Caracas (dpa) - A demonstration against the government of Venezuela led by interim president Juan Guaidó led to serious riots in Caracas.
Security forces used force to prevent the protesters from reaching the National Assembly. Policemen in heavy gear and armored cars blocked the way to the center, where red-clad supporters of authoritarian socialist President Nicolás Maduro had gathered. Opposition supporters, many of whom were wrapped in the colors of the Venezuelan flag, were pushed back with tear gas.
Guaidó, who is also the President of Parliament, and other opposition politicians then held a "spontaneous meeting" in a square in another part of the city. "We can change this country," he tried to spread courage. There were also minor protests in various cities in the country. Guaidó announced another demonstration for Thursday. He had led the March in Caracas with the aim of regaining control of the National Assembly after a faction of the opposition, together with the ruling socialist party, took it over two months ago.
For the opposition leader, it was also about getting street support again in his attempt to push Maduro out of office. The march was the first demonstration that Guaidó called for after a trip abroad. He had traveled to Colombia, Europe and the United States for around three weeks in January and February, where US President Donald Trump welcomed him to the White House.
Around 60 countries, including Germany, have now recognized Guaidó as a legitimate head of the transition state, but so far he has not been able to establish himself in Venezuela. When he declared himself transition president in January last year, he mobilized the masses. In the past few months, however, the inflow has decreased, also because Maduro is still firmly in the saddle despite increased US sanctions.

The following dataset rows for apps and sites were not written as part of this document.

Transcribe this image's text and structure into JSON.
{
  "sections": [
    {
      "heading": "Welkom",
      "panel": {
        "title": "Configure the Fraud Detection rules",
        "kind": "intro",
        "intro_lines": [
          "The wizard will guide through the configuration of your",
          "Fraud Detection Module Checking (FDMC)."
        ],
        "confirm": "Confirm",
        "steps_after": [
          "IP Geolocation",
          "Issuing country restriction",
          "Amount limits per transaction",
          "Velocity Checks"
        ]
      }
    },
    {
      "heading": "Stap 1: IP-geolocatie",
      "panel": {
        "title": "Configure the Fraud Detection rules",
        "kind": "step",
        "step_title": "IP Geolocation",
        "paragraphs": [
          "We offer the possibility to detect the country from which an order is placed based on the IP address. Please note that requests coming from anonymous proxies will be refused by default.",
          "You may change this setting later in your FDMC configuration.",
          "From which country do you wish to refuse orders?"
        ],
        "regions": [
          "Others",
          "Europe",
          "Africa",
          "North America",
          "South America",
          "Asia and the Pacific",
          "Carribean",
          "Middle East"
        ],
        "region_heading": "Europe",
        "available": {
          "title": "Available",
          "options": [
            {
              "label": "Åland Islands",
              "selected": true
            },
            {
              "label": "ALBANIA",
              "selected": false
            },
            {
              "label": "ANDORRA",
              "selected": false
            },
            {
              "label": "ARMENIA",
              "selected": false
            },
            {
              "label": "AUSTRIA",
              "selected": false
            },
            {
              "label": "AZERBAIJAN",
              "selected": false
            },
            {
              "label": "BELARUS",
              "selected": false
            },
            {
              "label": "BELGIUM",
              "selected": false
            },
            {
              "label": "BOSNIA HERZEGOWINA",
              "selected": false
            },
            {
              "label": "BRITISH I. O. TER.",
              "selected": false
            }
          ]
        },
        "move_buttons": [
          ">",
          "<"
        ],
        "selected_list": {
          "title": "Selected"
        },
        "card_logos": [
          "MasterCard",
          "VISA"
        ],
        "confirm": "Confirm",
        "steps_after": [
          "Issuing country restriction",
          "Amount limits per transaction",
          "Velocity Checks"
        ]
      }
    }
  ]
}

In her report to the UN Human Rights Council in Geneva, UN Human Rights Commissioner Michelle Bachelet expressed concern that acts of violence against opposition politicians in Venezuela were still the order of the day. The political and economic crisis in the country has driven around 4.9 million people into exile in recent years, according to Bachelet's report.